It’s not Christian Ponder’s fault the Vikings took him too high. It’s not Jake Locker’s fault that Vince Young’s tantrums and lockout uncertainty left the Titans desperate for a quarterback.
But life in the NFL isn’t always fair, and the NFL minted four new “franchise quarterbacks” in the top 12 picks on Thursday night that aren’t likely to be ready for the role.
Cam Newton, Blaine Gabbert, Locker, and Ponder will have to overcome a lot to become successful pros, starting with unfair expectations created because their teams reached too high to take them.
Newton has all the raw talent in the world, but the Panthers will have to be patient and build the team around his unique skills. He’ll have to learn how to overcome adversity, but he’s the one guy in this group that would have gone high in any draft.
Locker is coming off a very disappointing senior season and faces serious questions about his accuracy. The Titans chose him at No. 8 over Blaine Gabbert because Locker is such a good athlete and they love his intangibles. Vince Young was also a better athlete than a passer.
Gabbert was hyped by the draftniks as a top-five quarterback because he looked the part despite a college career that didn’t blow anyone away. He has plenty of talent and athleticism, but it’s worth noting the following quarterback needy teams passed on him: Buffalo, Cincinnati, Arizona, San Francisco, Tennessee, and finally Washington, who traded their No. 10 pick to Jacksonville.

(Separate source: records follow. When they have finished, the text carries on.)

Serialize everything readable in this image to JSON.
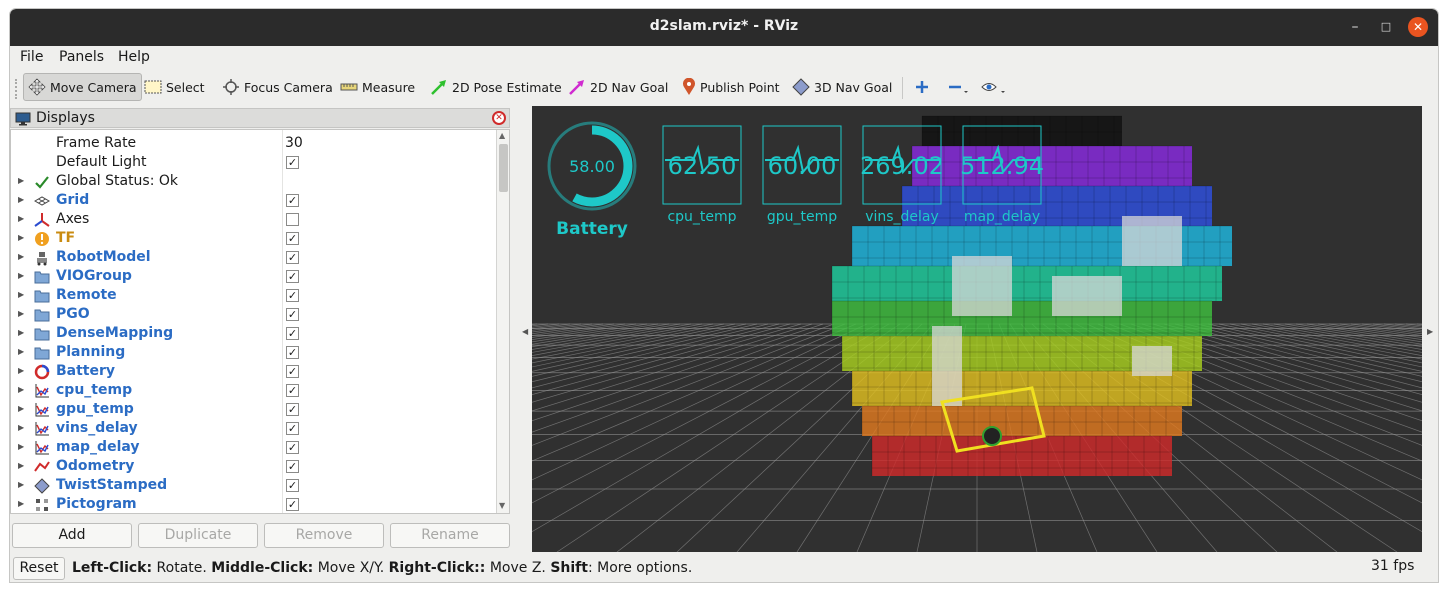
{
  "window": {
    "title": "d2slam.rviz* - RViz",
    "min_icon": "minimize-icon",
    "max_icon": "maximize-icon",
    "close_icon": "close-icon"
  },
  "menu": {
    "file": "File",
    "panels": "Panels",
    "help": "Help"
  },
  "toolbar": {
    "move_camera": "Move Camera",
    "select": "Select",
    "focus_camera": "Focus Camera",
    "measure": "Measure",
    "pose_estimate": "2D Pose Estimate",
    "nav_goal": "2D Nav Goal",
    "publish_point": "Publish Point",
    "nav_goal_3d": "3D Nav Goal"
  },
  "displays": {
    "title": "Displays",
    "rows": [
      {
        "name": "Frame Rate",
        "value": "30",
        "style": "plain",
        "icon": ""
      },
      {
        "name": "Default Light",
        "checked": true,
        "style": "plain",
        "icon": ""
      },
      {
        "name": "Global Status: Ok",
        "style": "plain",
        "icon": "check-icon",
        "expandable": true
      },
      {
        "name": "Grid",
        "checked": true,
        "style": "blue",
        "icon": "grid-icon",
        "expandable": true
      },
      {
        "name": "Axes",
        "checked": false,
        "style": "plain",
        "icon": "axes-icon",
        "expandable": true
      },
      {
        "name": "TF",
        "checked": true,
        "style": "orange",
        "icon": "warning-icon",
        "expandable": true
      },
      {
        "name": "RobotModel",
        "checked": true,
        "style": "blue",
        "icon": "robot-icon",
        "expandable": true
      },
      {
        "name": "VIOGroup",
        "checked": true,
        "style": "blue",
        "icon": "folder-icon",
        "expandable": true
      },
      {
        "name": "Remote",
        "checked": true,
        "style": "blue",
        "icon": "folder-icon",
        "expandable": true
      },
      {
        "name": "PGO",
        "checked": true,
        "style": "blue",
        "icon": "folder-icon",
        "expandable": true
      },
      {
        "name": "DenseMapping",
        "checked": true,
        "style": "blue",
        "icon": "folder-icon",
        "expandable": true
      },
      {
        "name": "Planning",
        "checked": true,
        "style": "blue",
        "icon": "folder-icon",
        "expandable": true
      },
      {
        "name": "Battery",
        "checked": true,
        "style": "blue",
        "icon": "gauge-icon",
        "expandable": true
      },
      {
        "name": "cpu_temp",
        "checked": true,
        "style": "blue",
        "icon": "plot-icon",
        "expandable": true
      },
      {
        "name": "gpu_temp",
        "checked": true,
        "style": "blue",
        "icon": "plot-icon",
        "expandable": true
      },
      {
        "name": "vins_delay",
        "checked": true,
        "style": "blue",
        "icon": "plot-icon",
        "expandable": true
      },
      {
        "name": "map_delay",
        "checked": true,
        "style": "blue",
        "icon": "plot-icon",
        "expandable": true
      },
      {
        "name": "Odometry",
        "checked": true,
        "style": "blue",
        "icon": "odometry-icon",
        "expandable": true
      },
      {
        "name": "TwistStamped",
        "checked": true,
        "style": "blue",
        "icon": "twist-icon",
        "expandable": true
      },
      {
        "name": "Pictogram",
        "checked": true,
        "style": "blue",
        "icon": "pictogram-icon",
        "expandable": true
      }
    ],
    "buttons": {
      "add": "Add",
      "duplicate": "Duplicate",
      "remove": "Remove",
      "rename": "Rename"
    }
  },
  "overlay": {
    "battery": {
      "value": "58.00",
      "label": "Battery",
      "level": 0.58
    },
    "plots": [
      {
        "value": "62.50",
        "label": "cpu_temp"
      },
      {
        "value": "60.00",
        "label": "gpu_temp"
      },
      {
        "value": "269.02",
        "label": "vins_delay"
      },
      {
        "value": "512.94",
        "label": "map_delay"
      }
    ],
    "accent": "#1ec8c8"
  },
  "status": {
    "reset": "Reset",
    "hint_left_b": "Left-Click:",
    "hint_left": " Rotate. ",
    "hint_middle_b": "Middle-Click:",
    "hint_middle": " Move X/Y. ",
    "hint_right_b": "Right-Click::",
    "hint_right": " Move Z. ",
    "hint_shift_b": "Shift",
    "hint_shift": ": More options.",
    "fps": "31 fps"
  },
  "colors": {
    "link_blue": "#2b6cc4",
    "warn_orange": "#c98b10",
    "viewport_bg": "#303030",
    "titlebar": "#2b2b2b",
    "close": "#e95420"
  }
}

(Consider it a red flag when Mike Shanahan has no legitimate quarterback and passes on a mobile one.)
Ponder, taken No. 12 overall by the Vikings, was the night’s biggest surprise. Coming off an injury-plagued senior season without a great arm, Ponder doesn’t fit the profile of a top-15 pick. Vikings fans certainly didn’t think so; they booed the selection at a team-sponsored draft party Thursday night.
“The thing we went back and forth on was, ‘When are you going to get another chance to swing?’ If Ponder was gone, would we get another opportunity to take a quarterback in this draft?” Vikings VP of Personnel Rick Spielman said. “We didn’t want to take that risk.”
Translation: We reached for him.
“Quarterback was a huge need for us,” Spielman said. “Everybody knows that.”
Spielman wasn’t alone, which made a lot of teams go nutty for an unremarkable quarterback class. There were more teams than usual looking for starting quarterbacks, even before the lockout started. The lack of free agency and trades before the draft compounded the problem, making teams anxious to fill their depth charts and sell their fanbases on new hope.
Four quarterbacks were taken in the top 12 this year, but this isn’t like when Eli Manning, Philip Rivers, and Ben Roethlisberger all went in the top 11 in 2004. This fourpack of quarterbacks is a boom or bust group, and they are bound to get some decision makers fired.
We’re actually surprised that teams didn’t trade back into the end of the first round to grab TCU’s Andy Dalton or Arkansas’ Ryan Mallett. That means we could have another quarterback frenzy to start day two of the draft.
At least the cost Friday won’t be as high as it was for Newton, Locker, Gabbert, and Ponder.